General 9-29-2004

Dread, Survival, and Humor: Chekhov’s “Cherry Orchard”

Jaime Kleiman reviews "The Cherry Orchard" at Theater in the Round; a full and satisfying production, running through October 3.

The Cherry Orchard

There is something about Anton Chekhov that can inspire dread – for some, it’s the fear of actually watching a Chekhov play. For others, it is the fear of Chekhov’s observations, how his characters slowly spiral into the depths of human unhappiness, covering it up with fake smiles, parties, and nightcaps. Of course, all classical plays are easier to understand if you have background knowledge; in his case, it helps if you’re familiar with 19th century Russian history. You’ll also need a sense of humor. Chekhov’s plays are comedies, after all. Or at least that’s what he said.

Theatre in the Round’s production of The Cherry Orchard, directed by Craig Johnson, gives both Rusky-lovers and anti-classicists something to cheer (or jeer) about. David Coral gives a powerful and moving performance as the peasant-turned-entrepreneur Yermolai Lopakhin, as does Sally Ann Wright as Lyubov Andreyevna, the childlike mistress of the soon-to-be-bankrupt estate.
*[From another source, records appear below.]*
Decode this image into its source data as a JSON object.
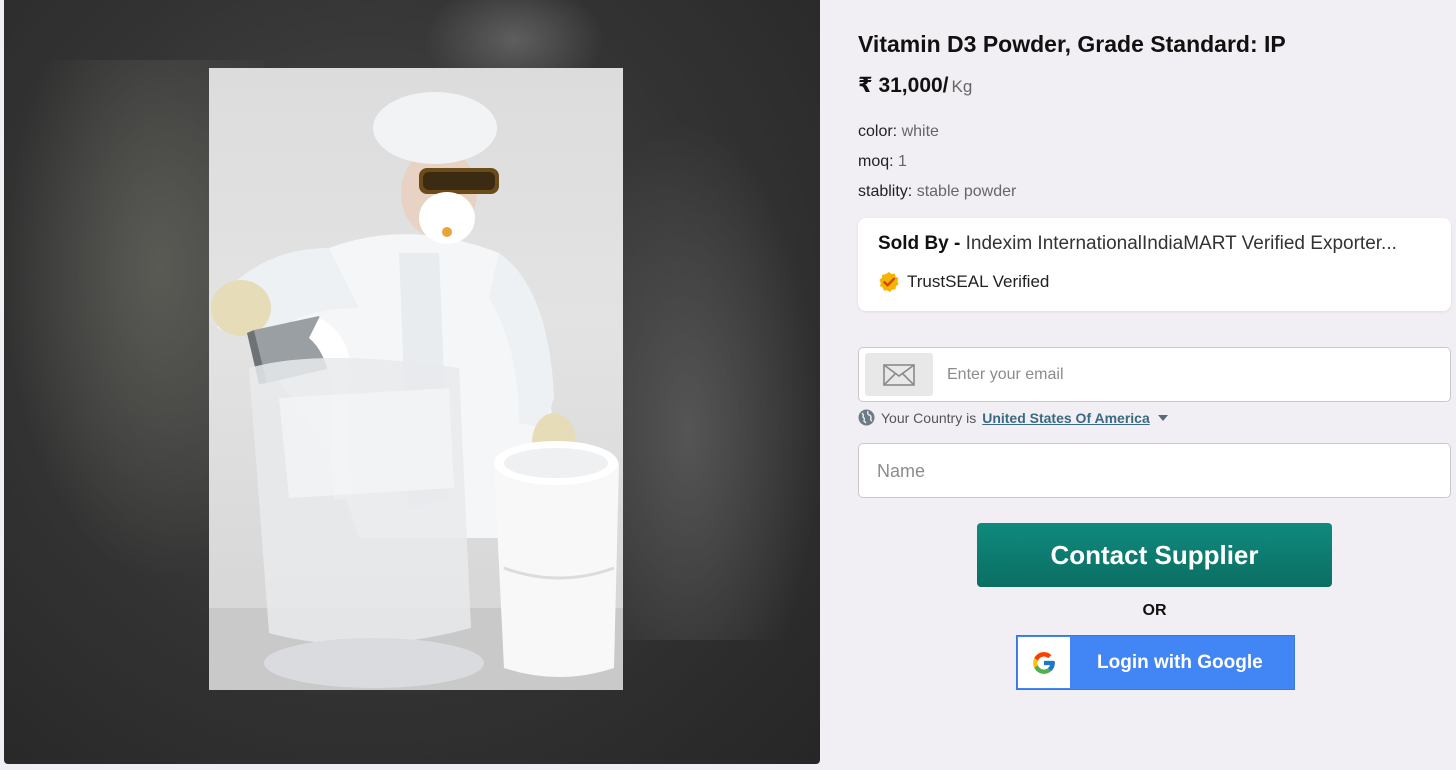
{
  "product": {
    "title": "Vitamin D3 Powder, Grade Standard: IP",
    "price": "₹ 31,000/",
    "unit": "Kg",
    "specs": [
      {
        "key": "color:",
        "value": "white"
      },
      {
        "key": "moq:",
        "value": "1"
      },
      {
        "key": "stablity:",
        "value": "stable powder"
      }
    ]
  },
  "seller": {
    "sold_by_label": "Sold By -",
    "name": "Indexim InternationalIndiaMART Verified Exporter...",
    "trust_label": "TrustSEAL Verified",
    "trust_icon": "trustseal-badge-icon"
  },
  "form": {
    "email_placeholder": "Enter your email",
    "email_icon": "envelope-icon",
    "country_prefix": "Your Country is",
    "country": "United States Of America",
    "name_placeholder": "Name",
    "contact_button": "Contact Supplier",
    "or_label": "OR",
    "google_button": "Login with Google"
  },
  "colors": {
    "contact_button": "#0b7a6e",
    "google_button": "#4285f4",
    "page_background": "#f2eff4"
  }
}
Stanislavski, the director who made Chekhov a household name at the Moscow Art Theatre, taught actors to play the opposite of what their character is feeling. This technique is utilized well by Wright – her giggles and attempts at buoyancy only serve to underscore her misery, revealing her character’s simplicity to be, in actuality, a carefully crafted attempt at survival.

Survival is the name of the game, and she’s not the only unhappy one in the house. All of the characters are facing the perils of existence in their own way – some through thoughts of suicide, some through song or love, and others through carefully held ideals about the world and their place in it. The Cherry Orchard, with its character studies of wealthy peasants, poor aristocrats, and fiery youth, offers a fascinating glimpse into the social and economic upheaval of the period.

Johnson’s directing is sometimes uneven, though. At the end of the first scene, for example, he weaves between realism and expressionism – a light appears from above and shines on Petya (Dustin Gingerich) as cherry blossoms fall from the sky in an aesthetically pleasing but stylistically inappropriate image. This made me wonder if every character was going to have their own “cherry blossom” moment. In any other play, it would have been a clever scene change; in this one, it was distracting and anachronistic. But Johnson grasps the play well in other places, particularly in Act II. The party scene on the night the orchard is auctioned off is riveting.

Kudos must also go out to the selection of Emily Mann’s clear and relatively modern translation. Overall, TRP’s production is solid, at times even enthralling, and it is worth seeing for those moments when these century-old characters are brought to bursting, three-dimensional life.

The Cherry Orchard, by Anton Chekhov, runs through Oct. 3. 612-333-3010.

Photo copyright Act One Too, Ltd.